US4172719 *Dec 23, 1976Oct 30, 1979Amsted Industries IncorporatedLiquefaction upon sintering
US4863538 *Oct 17, 1986Sep 5, 1989Board Of Regents, The University Of Texas SystemMethod and apparatus for producing parts by selective sintering
Non-Patent Citations
Reference
1Metals Handbook, 9th ed., vol. 7, ASM, 1984, "Infiltration".
2 *Metals Handbook, 9th ed., vol. 7, ASM, 1984, Infiltration .
Referenced by
Citing PatentFiling datePublication dateApplicantTitle
US6623876May 27, 1998Sep 23, 2003Invegyre Inc.Sintered mechanical part with abrasionproof surface and method for producing same
DE102004047850A1 *Sep 29, 2004Apr 6, 2006Georg Fischer Gmbh & Co.KgHigh strength automotive metal casting has inner zone incorporating strengthening element
WO1998054379A1 *May 27, 1998Dec 3, 1998Caron PaulSintered mechanical part with abrasionproof surface and method for producing same
Classifications
U.S. Classification164/80, 164/97
International ClassificationB22F3/26, C23C26/02

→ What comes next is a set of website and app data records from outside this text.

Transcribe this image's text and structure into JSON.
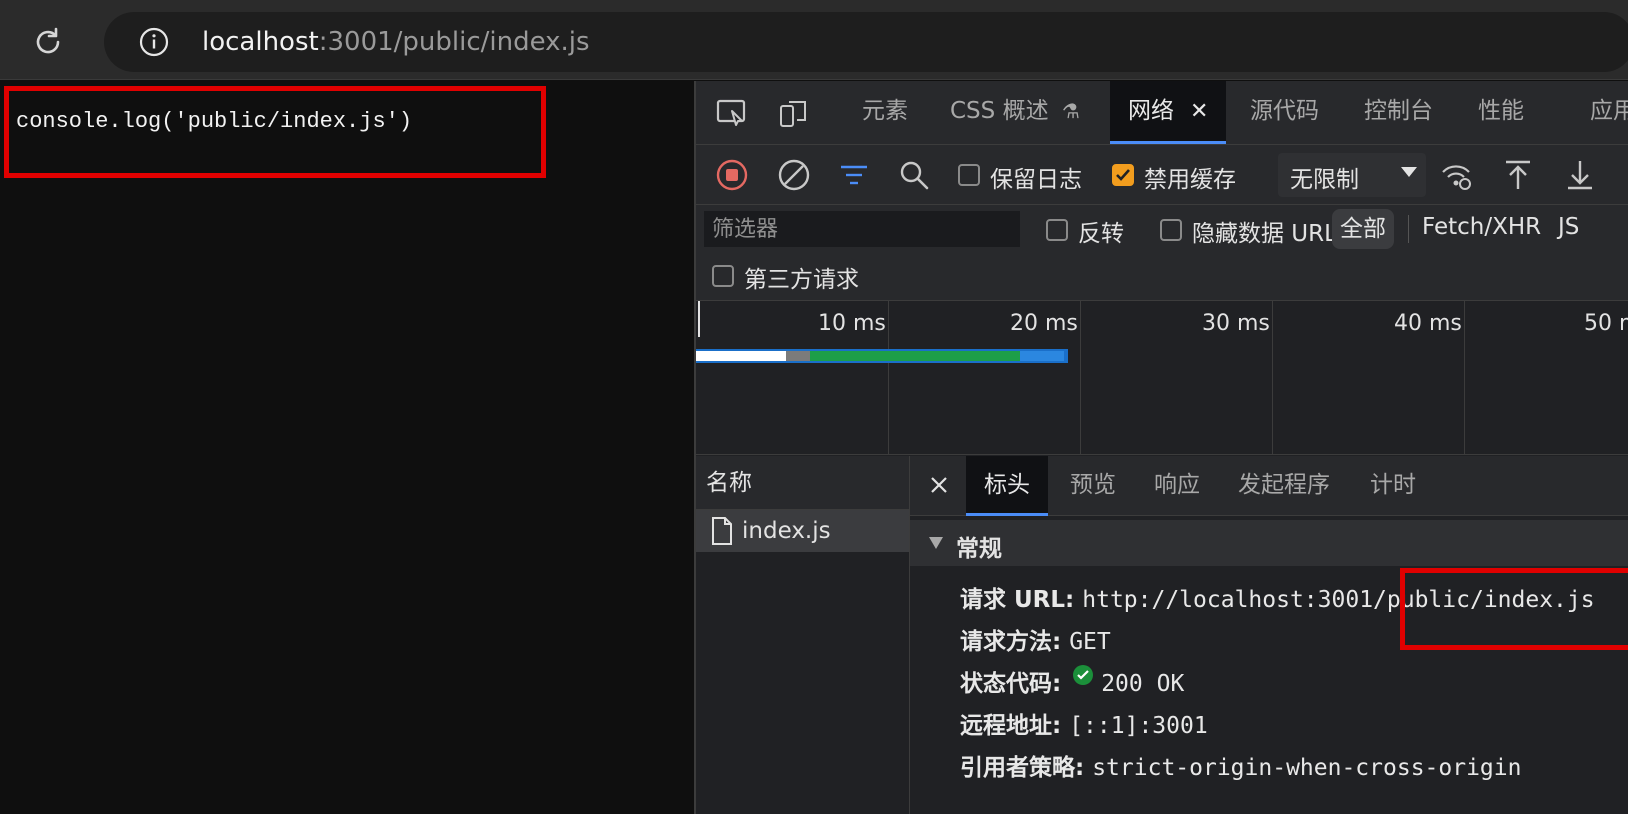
{
  "browser": {
    "url_host": "localhost",
    "url_rest": ":3001/public/index.js"
  },
  "page": {
    "code_text": "console.log('public/index.js')"
  },
  "devtools": {
    "tabs": [
      {
        "label": "元素"
      },
      {
        "label": "CSS 概述"
      },
      {
        "label": "网络"
      },
      {
        "label": "源代码"
      },
      {
        "label": "控制台"
      },
      {
        "label": "性能"
      },
      {
        "label": "应用"
      }
    ],
    "toolbar": {
      "preserve_log_label": "保留日志",
      "preserve_log_checked": false,
      "disable_cache_label": "禁用缓存",
      "disable_cache_checked": true,
      "throttling_value": "无限制"
    },
    "filter": {
      "placeholder": "筛选器",
      "invert_label": "反转",
      "hide_data_url_label": "隐藏数据 URL",
      "type_all": "全部",
      "type_fetch": "Fetch/XHR",
      "type_js": "JS",
      "third_party_label": "第三方请求"
    },
    "waterfall": {
      "ticks": [
        "10 ms",
        "20 ms",
        "30 ms",
        "40 ms",
        "50 ms"
      ]
    },
    "requests": {
      "header": "名称",
      "items": [
        {
          "name": "index.js"
        }
      ]
    },
    "detail": {
      "tabs": [
        "标头",
        "预览",
        "响应",
        "发起程序",
        "计时"
      ],
      "section_title": "常规",
      "fields": {
        "request_url_key": "请求 URL:",
        "request_url_value": "http://localhost:3001/public/index.js",
        "method_key": "请求方法:",
        "method_value": "GET",
        "status_key": "状态代码:",
        "status_value": "200 OK",
        "remote_key": "远程地址:",
        "remote_value": "[::1]:3001",
        "referrer_key": "引用者策略:",
        "referrer_value": "strict-origin-when-cross-origin"
      }
    }
  },
  "colors": {
    "annotation_red": "#e00000",
    "accent_blue": "#4b8df8",
    "checkbox_orange": "#f29d1e",
    "status_green": "#1b8f3a"
  }
}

Cooperative ClassificationB22F3/26, C23C26/02
European ClassificationC23C26/02, B22F3/26
Legal Events
DateCodeEventDescription
Apr 10, 2007ASAssignment
Owner name: BNP PARIBAS, NEW YORK
Free format text: SECURITY AGREEMENT;ASSIGNOR:RELIANCE ELECTRIC COMPANY;REEL/FRAME:019140/0013
Effective date: 20070131
Jan 26, 2007ASAssignment
Owner name: RELIANCE ELECTRIC TECHNOLOGIES, LLC, OHIO
Free format text: ASSIGNMENT OF ASSIGNORS INTEREST;ASSIGNOR:RELIIANCE ELECTRIC INDUSTRIAL COMPANY;REEL/FRAME:018806/0130
Effective date: 20000324
Sep 26, 2003FPAYFee payment
Year of fee payment: 12
Oct 12, 1999FPAYFee payment
Year of fee payment: 8
Sep 26, 1995FPAYFee payment
Year of fee payment: 4
Oct 19, 1990ASAssignment
Owner name: RELIANCE ELECTRIC INDUSTRIAL COMPANY, P.O. BOX 499
Free format text: ASSIGNMENT OF ASSIGNORS INTEREST.;ASSIGNOR:WHIDDON, RICHARD;REEL/FRAME:005492/0702
Effective date: 19901017